• Data records for software interfaces:
++++

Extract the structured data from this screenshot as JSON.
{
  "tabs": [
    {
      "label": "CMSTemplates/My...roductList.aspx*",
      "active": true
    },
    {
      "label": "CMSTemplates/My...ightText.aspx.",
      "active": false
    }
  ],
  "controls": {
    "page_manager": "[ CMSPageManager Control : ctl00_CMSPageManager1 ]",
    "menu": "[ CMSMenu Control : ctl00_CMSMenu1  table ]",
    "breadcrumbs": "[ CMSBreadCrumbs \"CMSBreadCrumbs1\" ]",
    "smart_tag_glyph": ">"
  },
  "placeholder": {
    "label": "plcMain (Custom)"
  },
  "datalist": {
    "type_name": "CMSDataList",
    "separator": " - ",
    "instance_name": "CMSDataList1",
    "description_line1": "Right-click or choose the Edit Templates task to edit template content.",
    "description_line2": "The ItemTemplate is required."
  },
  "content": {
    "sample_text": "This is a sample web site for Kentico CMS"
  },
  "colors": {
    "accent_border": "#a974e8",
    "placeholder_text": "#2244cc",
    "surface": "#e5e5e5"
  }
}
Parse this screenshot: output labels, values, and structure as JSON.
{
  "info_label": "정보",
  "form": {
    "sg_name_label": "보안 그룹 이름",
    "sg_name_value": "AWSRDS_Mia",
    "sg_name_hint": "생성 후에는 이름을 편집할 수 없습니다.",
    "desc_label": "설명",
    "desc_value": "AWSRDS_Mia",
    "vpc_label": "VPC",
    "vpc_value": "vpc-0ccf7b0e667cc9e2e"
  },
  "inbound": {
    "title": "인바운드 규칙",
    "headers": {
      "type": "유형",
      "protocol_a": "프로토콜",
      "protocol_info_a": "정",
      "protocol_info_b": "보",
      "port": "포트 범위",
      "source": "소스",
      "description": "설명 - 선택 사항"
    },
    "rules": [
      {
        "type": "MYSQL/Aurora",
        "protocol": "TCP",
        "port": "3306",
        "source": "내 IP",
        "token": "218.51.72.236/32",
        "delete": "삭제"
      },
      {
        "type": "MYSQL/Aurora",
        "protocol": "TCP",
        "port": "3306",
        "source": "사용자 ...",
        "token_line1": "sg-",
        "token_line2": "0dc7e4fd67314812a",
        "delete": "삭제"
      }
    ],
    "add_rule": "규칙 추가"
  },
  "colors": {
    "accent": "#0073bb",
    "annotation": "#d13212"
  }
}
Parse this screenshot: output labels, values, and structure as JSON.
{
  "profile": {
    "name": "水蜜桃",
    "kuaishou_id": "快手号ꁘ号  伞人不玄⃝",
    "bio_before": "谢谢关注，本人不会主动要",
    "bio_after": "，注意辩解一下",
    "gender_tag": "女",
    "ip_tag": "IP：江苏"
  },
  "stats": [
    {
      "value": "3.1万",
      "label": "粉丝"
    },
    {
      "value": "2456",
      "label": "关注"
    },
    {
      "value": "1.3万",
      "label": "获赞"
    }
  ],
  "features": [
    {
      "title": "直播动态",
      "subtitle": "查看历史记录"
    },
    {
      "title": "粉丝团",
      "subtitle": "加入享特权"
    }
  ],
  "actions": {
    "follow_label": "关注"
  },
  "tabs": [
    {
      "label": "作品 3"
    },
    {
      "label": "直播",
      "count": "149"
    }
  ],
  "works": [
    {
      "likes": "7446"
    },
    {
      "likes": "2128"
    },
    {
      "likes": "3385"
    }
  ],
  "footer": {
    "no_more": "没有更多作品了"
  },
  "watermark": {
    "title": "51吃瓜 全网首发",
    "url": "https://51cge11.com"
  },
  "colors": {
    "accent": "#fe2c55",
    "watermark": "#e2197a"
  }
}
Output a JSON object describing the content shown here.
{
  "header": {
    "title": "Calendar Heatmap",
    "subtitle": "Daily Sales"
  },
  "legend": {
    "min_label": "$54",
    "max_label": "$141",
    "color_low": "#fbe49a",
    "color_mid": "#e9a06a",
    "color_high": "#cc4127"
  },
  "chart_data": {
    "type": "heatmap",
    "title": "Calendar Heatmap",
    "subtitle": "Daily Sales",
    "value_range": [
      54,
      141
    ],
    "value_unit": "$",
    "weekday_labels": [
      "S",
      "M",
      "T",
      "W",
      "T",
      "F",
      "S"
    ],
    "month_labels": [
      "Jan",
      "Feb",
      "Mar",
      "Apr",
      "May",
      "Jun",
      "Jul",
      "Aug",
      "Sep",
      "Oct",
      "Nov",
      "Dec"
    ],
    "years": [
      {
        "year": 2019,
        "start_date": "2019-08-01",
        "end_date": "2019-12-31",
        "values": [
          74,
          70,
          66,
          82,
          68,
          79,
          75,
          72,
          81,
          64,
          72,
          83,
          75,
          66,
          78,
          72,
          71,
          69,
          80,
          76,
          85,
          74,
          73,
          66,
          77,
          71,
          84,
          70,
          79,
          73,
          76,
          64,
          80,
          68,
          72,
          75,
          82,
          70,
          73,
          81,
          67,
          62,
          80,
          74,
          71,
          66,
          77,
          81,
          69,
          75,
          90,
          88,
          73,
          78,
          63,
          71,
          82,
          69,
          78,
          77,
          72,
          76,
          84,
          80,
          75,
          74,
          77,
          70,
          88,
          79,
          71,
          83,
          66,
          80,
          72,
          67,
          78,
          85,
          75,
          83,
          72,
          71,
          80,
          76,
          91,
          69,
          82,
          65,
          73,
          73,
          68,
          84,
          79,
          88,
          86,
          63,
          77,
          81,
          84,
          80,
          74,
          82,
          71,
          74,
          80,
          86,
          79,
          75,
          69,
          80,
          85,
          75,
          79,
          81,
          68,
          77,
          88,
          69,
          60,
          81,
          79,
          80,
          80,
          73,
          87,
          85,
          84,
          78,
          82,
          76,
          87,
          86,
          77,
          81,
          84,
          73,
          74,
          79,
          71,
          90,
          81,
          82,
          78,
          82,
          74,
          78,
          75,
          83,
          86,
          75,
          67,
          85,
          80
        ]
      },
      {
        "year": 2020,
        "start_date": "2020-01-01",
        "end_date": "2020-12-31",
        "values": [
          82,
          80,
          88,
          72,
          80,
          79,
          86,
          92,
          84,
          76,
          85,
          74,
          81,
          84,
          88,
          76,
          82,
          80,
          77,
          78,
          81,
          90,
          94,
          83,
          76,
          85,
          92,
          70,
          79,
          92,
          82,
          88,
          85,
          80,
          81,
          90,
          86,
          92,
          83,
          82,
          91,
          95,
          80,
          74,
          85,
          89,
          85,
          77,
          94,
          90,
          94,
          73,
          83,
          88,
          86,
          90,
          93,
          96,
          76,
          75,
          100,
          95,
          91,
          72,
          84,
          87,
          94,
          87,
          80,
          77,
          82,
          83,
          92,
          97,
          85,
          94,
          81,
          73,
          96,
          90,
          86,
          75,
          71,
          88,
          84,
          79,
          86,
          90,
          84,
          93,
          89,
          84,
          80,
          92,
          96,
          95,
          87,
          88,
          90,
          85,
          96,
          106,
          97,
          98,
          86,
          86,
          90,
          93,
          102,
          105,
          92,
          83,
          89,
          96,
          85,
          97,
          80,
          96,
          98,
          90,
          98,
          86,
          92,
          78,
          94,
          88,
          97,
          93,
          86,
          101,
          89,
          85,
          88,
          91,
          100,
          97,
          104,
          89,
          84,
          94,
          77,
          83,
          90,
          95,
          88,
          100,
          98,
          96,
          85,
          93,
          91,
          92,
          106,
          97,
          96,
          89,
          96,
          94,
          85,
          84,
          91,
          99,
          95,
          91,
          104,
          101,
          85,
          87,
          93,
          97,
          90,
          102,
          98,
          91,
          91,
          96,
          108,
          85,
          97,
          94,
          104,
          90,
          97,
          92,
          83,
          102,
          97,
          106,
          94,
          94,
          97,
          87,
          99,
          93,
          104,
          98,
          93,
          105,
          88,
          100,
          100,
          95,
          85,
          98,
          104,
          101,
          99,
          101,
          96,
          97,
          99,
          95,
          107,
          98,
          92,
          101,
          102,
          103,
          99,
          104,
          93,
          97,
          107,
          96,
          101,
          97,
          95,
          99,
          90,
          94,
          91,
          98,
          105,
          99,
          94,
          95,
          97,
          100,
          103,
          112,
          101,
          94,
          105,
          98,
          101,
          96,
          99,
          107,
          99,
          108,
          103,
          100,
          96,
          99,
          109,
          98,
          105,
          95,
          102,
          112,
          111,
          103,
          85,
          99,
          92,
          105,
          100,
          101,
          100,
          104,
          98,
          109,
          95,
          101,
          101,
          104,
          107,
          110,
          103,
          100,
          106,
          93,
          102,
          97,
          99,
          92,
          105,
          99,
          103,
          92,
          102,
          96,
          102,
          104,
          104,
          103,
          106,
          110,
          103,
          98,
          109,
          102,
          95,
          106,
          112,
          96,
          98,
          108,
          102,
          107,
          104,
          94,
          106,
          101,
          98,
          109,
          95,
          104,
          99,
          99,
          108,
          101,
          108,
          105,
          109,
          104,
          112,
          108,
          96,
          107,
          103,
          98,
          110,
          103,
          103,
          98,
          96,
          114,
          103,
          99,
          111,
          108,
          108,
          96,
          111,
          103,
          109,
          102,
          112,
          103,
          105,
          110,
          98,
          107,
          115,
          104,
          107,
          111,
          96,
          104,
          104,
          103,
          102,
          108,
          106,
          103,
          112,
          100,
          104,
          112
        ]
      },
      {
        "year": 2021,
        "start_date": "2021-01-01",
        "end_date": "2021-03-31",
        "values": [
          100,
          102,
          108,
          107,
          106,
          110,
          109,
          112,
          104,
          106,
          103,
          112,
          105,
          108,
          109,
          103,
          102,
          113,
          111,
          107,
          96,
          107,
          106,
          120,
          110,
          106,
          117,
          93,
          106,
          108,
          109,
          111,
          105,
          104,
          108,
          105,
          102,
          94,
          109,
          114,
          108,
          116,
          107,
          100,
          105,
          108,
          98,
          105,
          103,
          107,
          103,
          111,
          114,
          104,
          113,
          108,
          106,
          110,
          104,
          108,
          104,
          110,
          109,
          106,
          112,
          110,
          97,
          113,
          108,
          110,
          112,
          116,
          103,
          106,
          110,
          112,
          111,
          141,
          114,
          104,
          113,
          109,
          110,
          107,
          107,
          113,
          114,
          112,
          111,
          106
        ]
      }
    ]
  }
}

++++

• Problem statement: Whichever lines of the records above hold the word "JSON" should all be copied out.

• Written response:
Extract the structured data from this screenshot as JSON.
Parse this screenshot: output labels, values, and structure as JSON.
Parse this screenshot: output labels, values, and structure as JSON.
Output a JSON object describing the content shown here.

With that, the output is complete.